References

The species description provided here references the following publications:

ReferenceDetails
Kluk (1780) Kluk, K. (1780) Zwierzat domowych i dzikich osobliwie kraiowych historyi naturalney poczatki i gospodarstwo.
Lewin (1795) Lewin, W. (1795) The Papilios of Great Britain.
Linnaeus (1758) Linnaeus, C. (1758) Systema Naturae. Edition 10.
Petiver (1695-1703) Petiver, J. (1695-1703) Musei Petiveriani centuria prima-decima, rariora naturae continens.
Rafinesque (1815) Rafinesque, C.S. (1815) Analyse de la nature ou Tableau de l'univers et des corps organisés.
Rennie (1832) Rennie, J. (1832) A conspectus of the butterflies and moths found in Britain, with their English and systematic names, times of appearances, sizes, colours, their caterpillars, and various localities.

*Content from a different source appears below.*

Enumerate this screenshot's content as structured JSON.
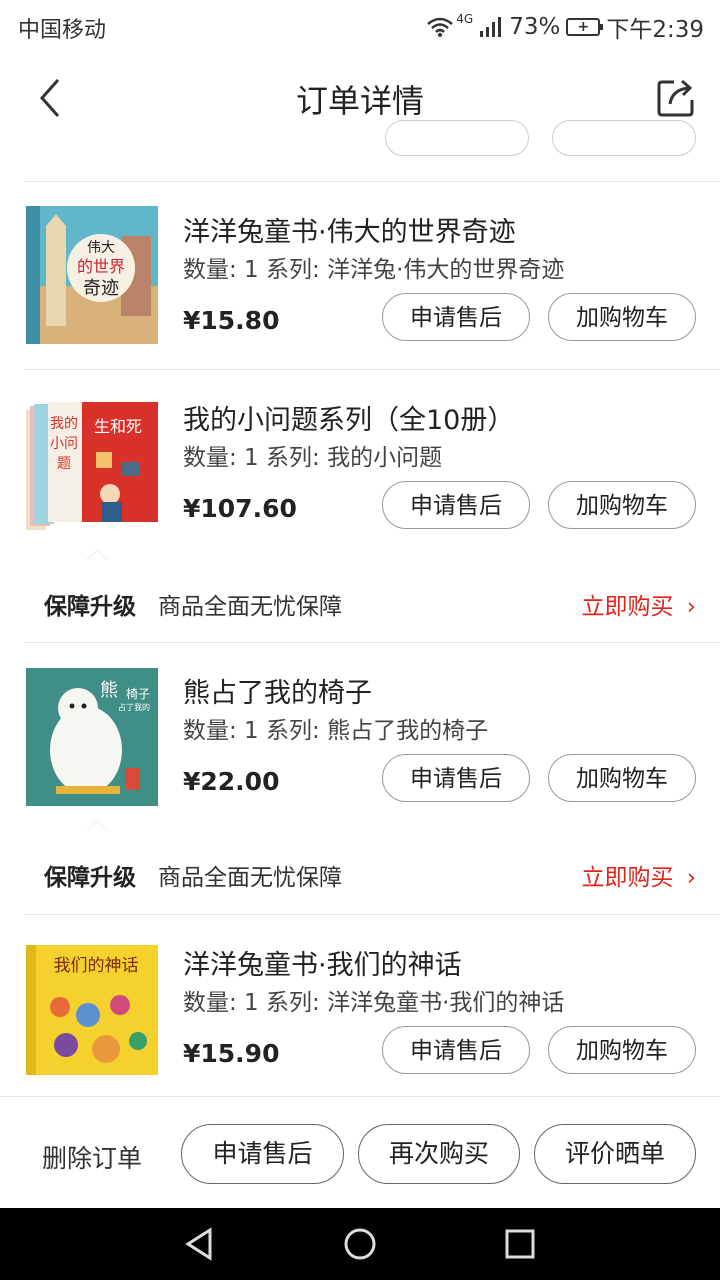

Wilkes (1742) Wilkes, B. (1742) Twelve New Designs of English Butterflies.